Later, I complained again. “Don’t send it back. We have good news, Stefan. You’re the first to hear this, a real break through – there’s a new HD Diopter”.

Another $275 later, I’m experimenting again. My family is growing tired of being hauled in to sit still while I fiddle, fiddle, fiddle with the adapter.

Finally, I take the 35mm adaptor beasty with its new diopter out on an easy shoot in Phoenix, Arizona. You guess it… a series of THs one after the other.

Yikes! My #@!$%* 35mm lens adaptor is all out of whack again. Fiddle, fiddle, fiddle.

Try my usual lighting set up. Nope, it needs more light. Bring everything in closer, brighter. Her eyes are sharp but her hair is soft and of course the picture is UPSIDE DOWN. She leans forward. Aaarrgh. Her hair is sharp; her eyes are out of focus. Even worse, her nose is sharp; her ears are out of focus. Was it me or the adapter? I don’t know. My biggest, scariest, screw up in years.

And you know what? It didn’t look like film. It looked like an image projected onto ground glass – an upside down image to boot.

I love eBay; what a boon for early lens adapter adopters. Sold for more than I paid for it!

My friend, L.A. cameraman, Dan Coplan SOC, says the product in question has improved a lot since I bought it. Sorry Dan, I want it to work straight out of the box. Not, the “You need our new HD diopter” crap. Give me instant gratification.

Gregg Toland, he who shot Citizen Kane. (But you knew that, didn’t you?)

Here’s another snip from Wikipedia:
Toland’s techniques have proved to be a revolution for the art of cinematography. Before him, shallow depth of field was used to separate the various planes on the screen, creating an impression of space, as well as stressing what mattered in the frame by leaving the rest (the foreground or background) out of focus.

With Toland’s lighting schemes, shadow was a much more interesting tool, dramatically as well as pictorially, to separate foreground from background and thus to create space within a two-dimensional frame while everything was in focus.
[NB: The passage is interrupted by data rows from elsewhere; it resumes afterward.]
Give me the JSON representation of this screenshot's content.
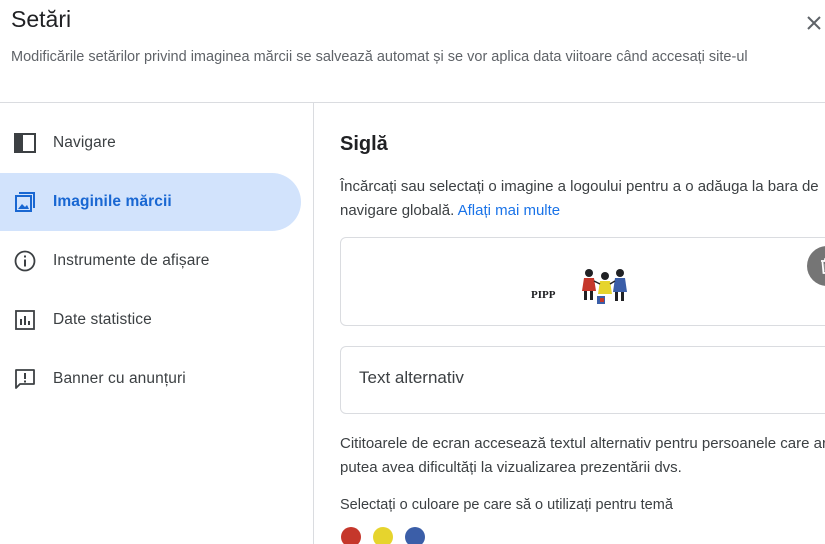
{
  "header": {
    "title": "Setări",
    "subtitle": "Modificările setărilor privind imaginea mărcii se salvează automat și se vor aplica data viitoare când accesați site-ul",
    "close_icon": "close-icon"
  },
  "sidebar": {
    "items": [
      {
        "label": "Navigare",
        "icon": "navigation-panel-icon",
        "active": false
      },
      {
        "label": "Imaginile mărcii",
        "icon": "image-icon",
        "active": true
      },
      {
        "label": "Instrumente de afișare",
        "icon": "info-icon",
        "active": false
      },
      {
        "label": "Date statistice",
        "icon": "bar-chart-icon",
        "active": false
      },
      {
        "label": "Banner cu anunțuri",
        "icon": "announcement-icon",
        "active": false
      }
    ]
  },
  "main": {
    "section_title": "Siglă",
    "description": "Încărcați sau selectați o imagine a logoului pentru a o adăuga la bara de navigare globală.",
    "learn_more": "Aflați mai multe",
    "logo_text": "PIPP",
    "delete_icon": "trash-icon",
    "alt_text_placeholder": "Text alternativ",
    "alt_help": "Cititoarele de ecran accesează textul alternativ pentru persoanele care ar putea avea dificultăți la vizualizarea prezentării dvs.",
    "color_label": "Selectați o culoare pe care să o utilizați pentru temă",
    "colors": [
      "#c5372b",
      "#e6d42d",
      "#3b5ea8"
    ]
  }
}
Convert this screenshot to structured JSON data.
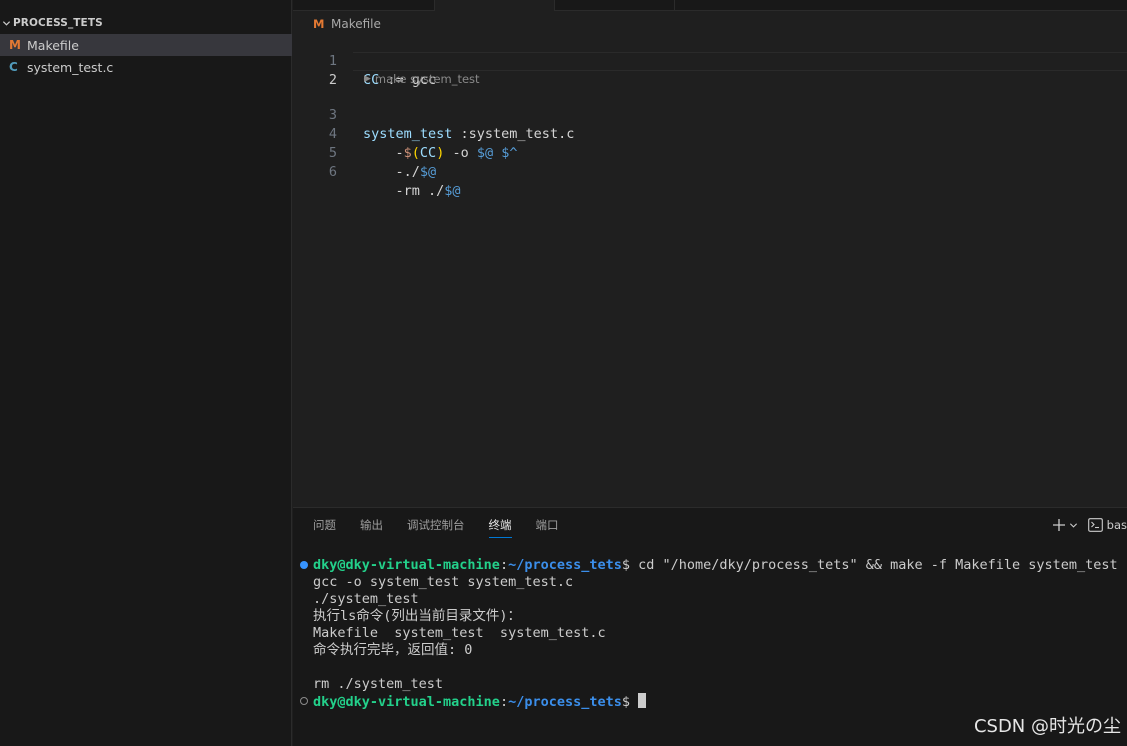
{
  "explorer": {
    "folder_name": "PROCESS_TETS",
    "files": [
      {
        "icon": "M",
        "name": "Makefile",
        "selected": true
      },
      {
        "icon": "C",
        "name": "system_test.c",
        "selected": false
      }
    ]
  },
  "editor": {
    "breadcrumb_icon": "M",
    "breadcrumb_file": "Makefile",
    "codelens": "make system_test",
    "line_numbers": [
      "1",
      "2",
      "3",
      "4",
      "5",
      "6"
    ],
    "lines": {
      "l1": {
        "var": "CC",
        "op": " := ",
        "val": "gcc"
      },
      "l3": {
        "target": "system_test",
        "rest": " :system_test.c"
      },
      "l4": {
        "indent": "    -",
        "dollar": "$",
        "paren_open": "(",
        "var": "CC",
        "paren_close": ")",
        "mid": " -o ",
        "auto1": "$@",
        "sp": " ",
        "auto2": "$^"
      },
      "l5": {
        "indent": "    -./",
        "auto": "$@"
      },
      "l6": {
        "indent": "    -rm ./",
        "auto": "$@"
      }
    }
  },
  "panel": {
    "tabs": [
      "问题",
      "输出",
      "调试控制台",
      "终端",
      "端口"
    ],
    "active_tab": "终端",
    "terminal_name": "bas"
  },
  "terminal": {
    "prompt_user": "dky@dky-virtual-machine",
    "prompt_sep": ":",
    "prompt_path": "~/process_tets",
    "prompt_dollar": "$ ",
    "command": "cd \"/home/dky/process_tets\" && make -f Makefile system_test",
    "output": [
      "gcc -o system_test system_test.c",
      "./system_test",
      "执行ls命令(列出当前目录文件)：",
      "Makefile  system_test  system_test.c",
      "命令执行完毕，返回值: 0",
      "",
      "rm ./system_test"
    ]
  },
  "watermark": "CSDN @时光の尘",
  "colors": {
    "editor_bg": "#1f1f1f",
    "sidebar_bg": "#181818",
    "accent": "#0078d4",
    "prompt_user": "#23d18b",
    "prompt_path": "#3b8eea"
  }
}
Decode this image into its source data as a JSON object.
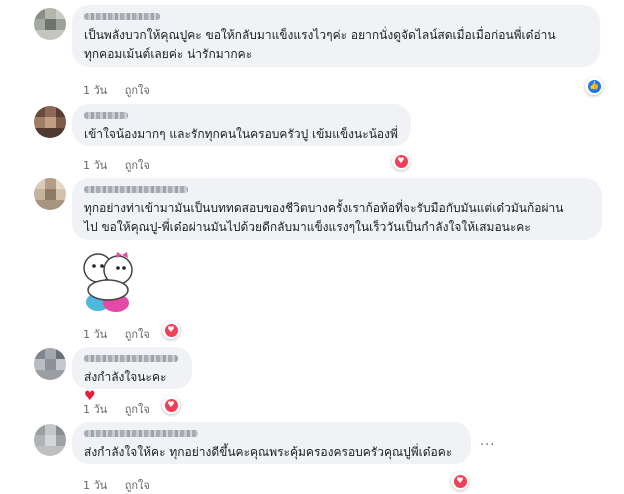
{
  "comments": [
    {
      "text": "เป็นพลังบวกให้คุณปูคะ ขอให้กลับมาแข็งแรงไวๆค่ะ อยากนั่งดูจัดไลน์สดเมื่อเมื่อก่อนพี่เด๋อ่าน\nทุกคอมเม้นต์เลยค่ะ น่ารักมากคะ",
      "time": "1 วัน",
      "like": "ถูกใจ",
      "reaction": "like"
    },
    {
      "text": "เข้าใจน้องมากๆ และรักทุกคนในครอบครัวปู เข้มแข็งนะน้องพี่",
      "time": "1 วัน",
      "like": "ถูกใจ",
      "reaction": "love"
    },
    {
      "text": "ทุกอย่างท่าเข้ามามันเป็นบททดสอบของชีวิตบางครั้งเราก้อท้อที่จะรับมือกับมันแต่เด๋วมันก้อผ่าน\nไป ขอให้คุณปู-พี่เด๋อผ่านมันไปด้วยดีกลับมาแข็งแรงๆในเร็ววันเป็นกำลังใจให้เสมอนะคะ",
      "time": "1 วัน",
      "like": "ถูกใจ",
      "reaction": "love",
      "sticker": "hugging-sticker"
    },
    {
      "text": "ส่งกำลังใจนะคะ",
      "emoji": "♥",
      "time": "1 วัน",
      "like": "ถูกใจ",
      "reaction": "love"
    },
    {
      "text": "ส่งกำลังใจให้คะ ทุกอย่างดีขึ้นคะคุณพระคุ้มครองครอบครัวคุณปูพี่เด๋อคะ",
      "time": "1 วัน",
      "like": "ถูกใจ",
      "reaction": "love",
      "more": "..."
    }
  ],
  "colors": {
    "bubble": "#f0f2f5",
    "meta": "#65676b",
    "love": "#f33e58",
    "like": "#1877f2"
  }
}
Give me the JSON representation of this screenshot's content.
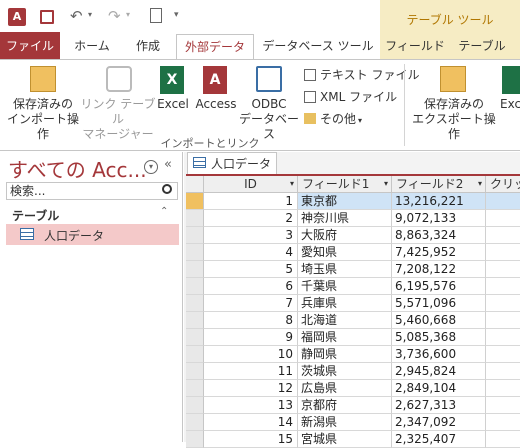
{
  "quick_access": {
    "app_icon": "access-app-icon",
    "save_icon": "save-icon",
    "undo_icon": "undo-icon",
    "redo_icon": "redo-icon",
    "preview_icon": "print-preview-icon"
  },
  "context_tab_group": "テーブル ツール",
  "tabs": [
    "ファイル",
    "ホーム",
    "作成",
    "外部データ",
    "データベース ツール",
    "フィールド",
    "テーブル"
  ],
  "ribbon": {
    "saved_imports": [
      "保存済みの",
      "インポート操作"
    ],
    "linked_table_manager": [
      "リンク テーブル",
      "マネージャー"
    ],
    "excel": "Excel",
    "access": "Access",
    "odbc": [
      "ODBC",
      "データベース"
    ],
    "text_file": "テキスト ファイル",
    "xml_file": "XML ファイル",
    "more": "その他",
    "group_label": "インポートとリンク",
    "saved_exports": [
      "保存済みの",
      "エクスポート操作"
    ],
    "excel_export": "Exc"
  },
  "nav": {
    "title": "すべての Acc...",
    "search_placeholder": "検索...",
    "section": "テーブル",
    "item": "人口データ"
  },
  "document_tab": "人口データ",
  "grid": {
    "columns": [
      "ID",
      "フィールド1",
      "フィールド2",
      "クリック"
    ],
    "rows": [
      [
        "1",
        "東京都",
        "13,216,221"
      ],
      [
        "2",
        "神奈川県",
        "9,072,133"
      ],
      [
        "3",
        "大阪府",
        "8,863,324"
      ],
      [
        "4",
        "愛知県",
        "7,425,952"
      ],
      [
        "5",
        "埼玉県",
        "7,208,122"
      ],
      [
        "6",
        "千葉県",
        "6,195,576"
      ],
      [
        "7",
        "兵庫県",
        "5,571,096"
      ],
      [
        "8",
        "北海道",
        "5,460,668"
      ],
      [
        "9",
        "福岡県",
        "5,085,368"
      ],
      [
        "10",
        "静岡県",
        "3,736,600"
      ],
      [
        "11",
        "茨城県",
        "2,945,824"
      ],
      [
        "12",
        "広島県",
        "2,849,104"
      ],
      [
        "13",
        "京都府",
        "2,627,313"
      ],
      [
        "14",
        "新潟県",
        "2,347,092"
      ],
      [
        "15",
        "宮城県",
        "2,325,407"
      ]
    ]
  },
  "colors": {
    "accent": "#a4373a",
    "context_tab": "#f6ecc4",
    "selected_row": "#cfe3f6",
    "nav_selected": "#f4c9c9"
  }
}
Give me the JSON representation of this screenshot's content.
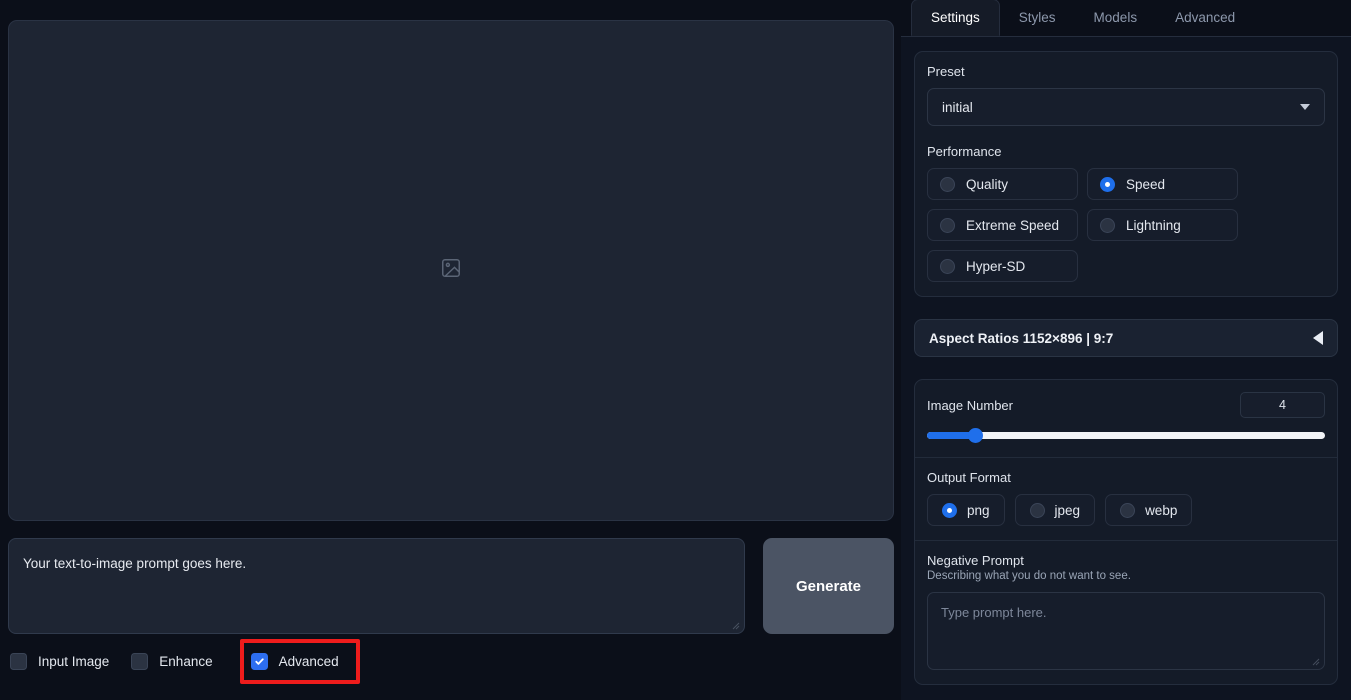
{
  "gallery": {
    "placeholder_icon": "image-placeholder-icon"
  },
  "prompt": {
    "value": "Your text-to-image prompt goes here.",
    "placeholder": "Type prompt here."
  },
  "generate": {
    "label": "Generate"
  },
  "checkboxes": [
    {
      "label": "Input Image",
      "checked": false
    },
    {
      "label": "Enhance",
      "checked": false
    },
    {
      "label": "Advanced",
      "checked": true,
      "highlighted": true
    }
  ],
  "tabs": [
    {
      "label": "Settings",
      "active": true
    },
    {
      "label": "Styles",
      "active": false
    },
    {
      "label": "Models",
      "active": false
    },
    {
      "label": "Advanced",
      "active": false
    }
  ],
  "preset": {
    "label": "Preset",
    "value": "initial",
    "caret_icon": "chevron-down-icon"
  },
  "performance": {
    "label": "Performance",
    "options": [
      {
        "label": "Quality",
        "selected": false
      },
      {
        "label": "Speed",
        "selected": true
      },
      {
        "label": "Extreme Speed",
        "selected": false
      },
      {
        "label": "Lightning",
        "selected": false
      },
      {
        "label": "Hyper-SD",
        "selected": false
      }
    ]
  },
  "aspect_ratios": {
    "label": "Aspect Ratios 1152×896 | 9:7",
    "collapse_icon": "triangle-left-icon"
  },
  "image_number": {
    "label": "Image Number",
    "value": "4",
    "min": 1,
    "max": 32,
    "fill_percent": 12
  },
  "output_format": {
    "label": "Output Format",
    "options": [
      {
        "label": "png",
        "selected": true
      },
      {
        "label": "jpeg",
        "selected": false
      },
      {
        "label": "webp",
        "selected": false
      }
    ]
  },
  "negative_prompt": {
    "label": "Negative Prompt",
    "description": "Describing what you do not want to see.",
    "placeholder": "Type prompt here.",
    "value": ""
  },
  "colors": {
    "accent": "#1f6feb",
    "highlight": "#ee1c1c",
    "panel_bg": "#0e1421",
    "card_bg": "#141b28",
    "generate_btn": "#4b5464"
  }
}
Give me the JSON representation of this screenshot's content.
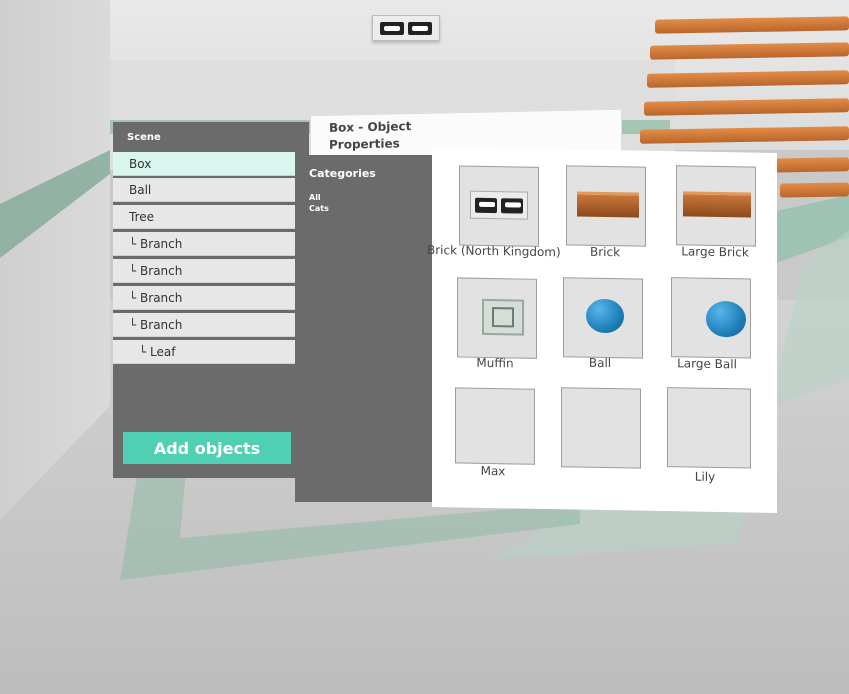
{
  "scene": {
    "title": "Scene",
    "items": [
      {
        "label": "Box"
      },
      {
        "label": "Ball"
      },
      {
        "label": "Tree"
      },
      {
        "label": "└ Branch"
      },
      {
        "label": "└ Branch"
      },
      {
        "label": "└ Branch"
      },
      {
        "label": "└ Branch"
      },
      {
        "label": "└ Leaf"
      }
    ],
    "add_button": "Add objects",
    "selected": "Box"
  },
  "properties": {
    "title": "Box - Object Properties"
  },
  "categories": {
    "title": "Categories",
    "items": [
      "All",
      "Cats"
    ]
  },
  "objects": [
    {
      "label": "Brick (North Kingdom)",
      "icon": "sign-icon"
    },
    {
      "label": "Brick",
      "icon": "brick-icon"
    },
    {
      "label": "Large Brick",
      "icon": "brick-icon"
    },
    {
      "label": "Muffin",
      "icon": "picture-icon"
    },
    {
      "label": "Ball",
      "icon": "ball-icon"
    },
    {
      "label": "Large Ball",
      "icon": "ball-icon"
    },
    {
      "label": "Max",
      "icon": ""
    },
    {
      "label": "",
      "icon": ""
    },
    {
      "label": "Lily",
      "icon": ""
    }
  ],
  "colors": {
    "accent": "#4fd0b3",
    "panel": "#6b6b6b",
    "selected": "#d8f5ee",
    "brick": "#b8662c",
    "ball": "#1e7fba"
  }
}
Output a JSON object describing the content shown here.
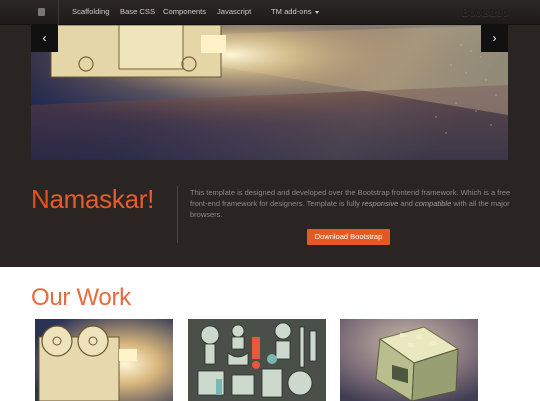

This technique was also, according to Toland, more comparable to what the eyes see in real life, since our vision does not blur what we look at, but what we do not look at.

So while we are trying to reduce DOF in search of the holy grail of THE FILM LOOK, Toland, the best cameraman in the world, was out there increasing DOF. He called it pan-focus or DEEP FOCUS.

Here's Toland himself center frame, an actor in the background and Toland's camera assistant in the foreground. Left photo: foreground out of focus. Right photo: background out of focus.

Below, a single photo from a double-page spread in the May 26, 1941 issue of Life. Using pan-focus, both the FG and the BG are in sharp focus, but what happened to his arm? Is he double-jointed or what?

Think about it. He who knows what he’s doing, wants the foreground and background sharp. While, you and I with our baby video cameras, want the background soft and fuzzy.

And why? It’s all in search of the Holy Grail (drum roll, cymbal) THE FILM LOOK.

Last week I photographed 20 school kids, one by one.

I had the 1080 60i HDMI output of my Sony V1 camera going straight into a Sony HD 1080 monitor. Uncompressed. No filters. No 24P. Just PURE VIDEO. It looked amazing. So clean. So transparent. Perfect as is.

Looking at those fresh, young faces on the HD screen, I thought, “If video had been invented first and film second, we’d be out there trying to create THE VIDEO LOOK.”

This entry was posted in 2008, Production Notes. Bookmark the permalink.